Fischer’s men seem almost nameable. At their least contorted, I was reminded of Dana Schutz’s series on corporate retreats—“Party” (2004); “Men’s Retreat” (2005)—where the likes of Donald Rumsfeld, Ted Turner, and Bill Gates appear. (While I’m on it, Schutz, in a very different painting, also quotes from the Hudson River school.) Fischer agglutinates the sagging jowls and receding hairlines of politicians, captures their dark under-eye bags and navy suits, to synthesize a whole new model of blowhard. Is that Dick Cheney in “The Deciders”? Joe Biden in “When everyone changed at once” (2020)? Trump in “Likeness” (2020)? Impossible to say for sure but the bad vibes abound.
I got the sense from this show that apart from my day job and other biographical distinctions, Fischer and I had probably consumed the same media diet this year and at the same frenetic pace. The unceasing parade of incompetent assholes doing weirder and meaner shit was making everyone—union leaders, QAnon stooges, Jeffrey Toobin, whoever heads the USPS—look like the same feckless creep, at once flattening meaningful character and category distinctions while creating dangerous mistakes in recall and representation. For days now I’ve been trying to place a final figure, the stern, sad face from “Nothing you’re doing is making me feel any better”(2020). I thought surely, he’s from conservative talk radio. This was unso. I googled, as one does, famous Bolsheviks. With the announcement of the Golden Globes this morning, it struck me that I was remembering a face from TV: Lord Varys, Game of Thrones. My brain had moved through representations of power in much the way Fischers’ canvases do, by assuming the disparate, blurry loci of its internet manifestations and then disgorging an unsettling and impotent white dude.
And apologies for bringing this up is on view at Goldfinch Gallery until February 20th.
Featured Image: Andreas Fischer. Replacing anxiety with danger, 2020. Acrylic and pencil on canvas. 26 x 22 in. This painting depicts a young woman absorbed in the goings-on of her iPhone, when a soccer ball crashes into her face, sending her red glasses flying. Primarily blue and pale blues, the zone of impact in this image is brought to comedic relief with subtly contrasting ribbons of pale orange and tints of green. Photo by Ryan Edmund Thiel courtesy of Goldfinch Gallery.

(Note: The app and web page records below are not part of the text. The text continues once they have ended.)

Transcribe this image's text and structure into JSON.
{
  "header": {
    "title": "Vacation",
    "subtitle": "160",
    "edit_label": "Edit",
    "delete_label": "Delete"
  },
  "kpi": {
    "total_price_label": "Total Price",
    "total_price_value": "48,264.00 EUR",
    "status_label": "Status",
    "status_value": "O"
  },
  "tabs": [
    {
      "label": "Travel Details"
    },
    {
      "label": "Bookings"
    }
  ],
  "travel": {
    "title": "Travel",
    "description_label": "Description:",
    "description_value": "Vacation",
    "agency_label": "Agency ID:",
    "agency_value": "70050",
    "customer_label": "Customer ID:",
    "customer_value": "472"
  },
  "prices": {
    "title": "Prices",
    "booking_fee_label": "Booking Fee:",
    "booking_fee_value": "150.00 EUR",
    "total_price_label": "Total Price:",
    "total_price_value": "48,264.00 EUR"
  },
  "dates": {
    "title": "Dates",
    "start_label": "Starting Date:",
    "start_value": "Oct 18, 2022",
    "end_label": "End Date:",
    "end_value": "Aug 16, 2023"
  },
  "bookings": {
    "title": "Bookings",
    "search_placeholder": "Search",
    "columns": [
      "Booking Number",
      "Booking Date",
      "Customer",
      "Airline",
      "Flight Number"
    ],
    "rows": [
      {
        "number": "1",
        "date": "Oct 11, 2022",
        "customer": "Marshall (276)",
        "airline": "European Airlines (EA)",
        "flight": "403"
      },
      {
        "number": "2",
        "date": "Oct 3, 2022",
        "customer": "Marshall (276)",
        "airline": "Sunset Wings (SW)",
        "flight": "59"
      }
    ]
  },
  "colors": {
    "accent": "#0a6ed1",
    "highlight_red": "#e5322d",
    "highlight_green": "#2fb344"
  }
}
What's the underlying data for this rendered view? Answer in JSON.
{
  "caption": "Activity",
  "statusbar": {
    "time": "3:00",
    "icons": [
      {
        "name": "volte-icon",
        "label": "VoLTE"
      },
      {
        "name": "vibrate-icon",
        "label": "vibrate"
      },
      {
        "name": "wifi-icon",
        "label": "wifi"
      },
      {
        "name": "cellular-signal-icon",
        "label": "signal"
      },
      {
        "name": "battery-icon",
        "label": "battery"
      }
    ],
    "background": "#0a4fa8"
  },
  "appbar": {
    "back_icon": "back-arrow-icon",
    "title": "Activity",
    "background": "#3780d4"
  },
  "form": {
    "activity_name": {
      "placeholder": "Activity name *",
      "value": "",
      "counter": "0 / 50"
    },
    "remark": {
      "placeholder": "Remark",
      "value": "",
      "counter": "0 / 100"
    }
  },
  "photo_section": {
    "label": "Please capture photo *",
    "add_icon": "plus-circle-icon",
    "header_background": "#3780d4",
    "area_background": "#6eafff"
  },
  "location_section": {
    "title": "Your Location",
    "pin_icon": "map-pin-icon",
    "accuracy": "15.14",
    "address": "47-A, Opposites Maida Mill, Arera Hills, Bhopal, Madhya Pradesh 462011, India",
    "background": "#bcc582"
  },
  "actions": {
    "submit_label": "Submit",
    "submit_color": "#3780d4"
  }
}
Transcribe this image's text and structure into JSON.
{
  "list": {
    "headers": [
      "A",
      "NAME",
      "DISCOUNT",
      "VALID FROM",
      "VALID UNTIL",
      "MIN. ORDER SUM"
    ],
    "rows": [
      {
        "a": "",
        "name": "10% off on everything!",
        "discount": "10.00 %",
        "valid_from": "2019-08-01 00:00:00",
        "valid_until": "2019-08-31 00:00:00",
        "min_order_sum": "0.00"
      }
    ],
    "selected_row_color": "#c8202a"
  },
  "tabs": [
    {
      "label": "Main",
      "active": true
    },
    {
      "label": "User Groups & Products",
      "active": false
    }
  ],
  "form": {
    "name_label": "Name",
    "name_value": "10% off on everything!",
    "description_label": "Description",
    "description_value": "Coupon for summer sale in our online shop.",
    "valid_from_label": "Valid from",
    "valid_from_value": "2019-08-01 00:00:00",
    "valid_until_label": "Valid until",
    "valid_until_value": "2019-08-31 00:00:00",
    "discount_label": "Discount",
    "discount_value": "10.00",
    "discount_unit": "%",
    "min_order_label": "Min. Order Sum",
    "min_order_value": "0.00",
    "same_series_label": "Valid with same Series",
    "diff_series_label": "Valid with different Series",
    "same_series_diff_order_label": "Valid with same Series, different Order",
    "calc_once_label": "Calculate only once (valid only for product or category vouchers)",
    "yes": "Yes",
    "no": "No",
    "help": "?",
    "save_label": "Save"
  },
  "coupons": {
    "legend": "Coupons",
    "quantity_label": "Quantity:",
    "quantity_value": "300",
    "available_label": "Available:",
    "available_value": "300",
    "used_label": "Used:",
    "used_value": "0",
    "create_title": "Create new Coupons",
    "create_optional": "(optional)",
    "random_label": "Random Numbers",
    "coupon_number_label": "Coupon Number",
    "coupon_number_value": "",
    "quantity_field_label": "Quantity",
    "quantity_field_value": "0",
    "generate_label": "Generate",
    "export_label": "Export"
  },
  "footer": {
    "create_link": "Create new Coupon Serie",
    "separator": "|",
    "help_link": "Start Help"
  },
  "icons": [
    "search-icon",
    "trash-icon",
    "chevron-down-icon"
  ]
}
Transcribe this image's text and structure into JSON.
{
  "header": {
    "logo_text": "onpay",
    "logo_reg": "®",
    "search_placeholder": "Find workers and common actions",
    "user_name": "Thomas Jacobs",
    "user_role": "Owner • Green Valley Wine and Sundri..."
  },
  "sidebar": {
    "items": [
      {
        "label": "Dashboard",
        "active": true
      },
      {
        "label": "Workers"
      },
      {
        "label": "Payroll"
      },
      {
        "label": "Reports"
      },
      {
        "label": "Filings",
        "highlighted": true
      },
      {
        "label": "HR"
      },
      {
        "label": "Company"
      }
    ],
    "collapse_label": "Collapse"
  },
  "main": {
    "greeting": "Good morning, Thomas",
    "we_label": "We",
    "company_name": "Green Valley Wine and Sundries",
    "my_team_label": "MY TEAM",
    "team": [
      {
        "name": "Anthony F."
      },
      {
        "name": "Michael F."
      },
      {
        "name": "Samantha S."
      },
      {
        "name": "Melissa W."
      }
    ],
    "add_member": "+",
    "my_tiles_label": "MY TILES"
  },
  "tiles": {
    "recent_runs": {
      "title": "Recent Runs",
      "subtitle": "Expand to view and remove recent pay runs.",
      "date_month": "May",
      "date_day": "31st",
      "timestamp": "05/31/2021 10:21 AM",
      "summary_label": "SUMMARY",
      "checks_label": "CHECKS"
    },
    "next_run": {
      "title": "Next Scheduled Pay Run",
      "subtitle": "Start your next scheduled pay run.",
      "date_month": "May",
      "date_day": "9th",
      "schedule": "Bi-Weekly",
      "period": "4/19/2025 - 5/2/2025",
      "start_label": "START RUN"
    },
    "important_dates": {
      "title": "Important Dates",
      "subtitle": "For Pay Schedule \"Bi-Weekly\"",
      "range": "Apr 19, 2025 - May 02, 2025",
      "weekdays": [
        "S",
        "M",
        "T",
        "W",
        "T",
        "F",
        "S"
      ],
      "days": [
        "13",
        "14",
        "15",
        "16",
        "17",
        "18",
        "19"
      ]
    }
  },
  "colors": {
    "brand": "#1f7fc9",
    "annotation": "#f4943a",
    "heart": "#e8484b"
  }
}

Evan Bryson studied painting and writing in Indiana. He lives and works in Chicago. He blogs very infrequently at Duck Beater.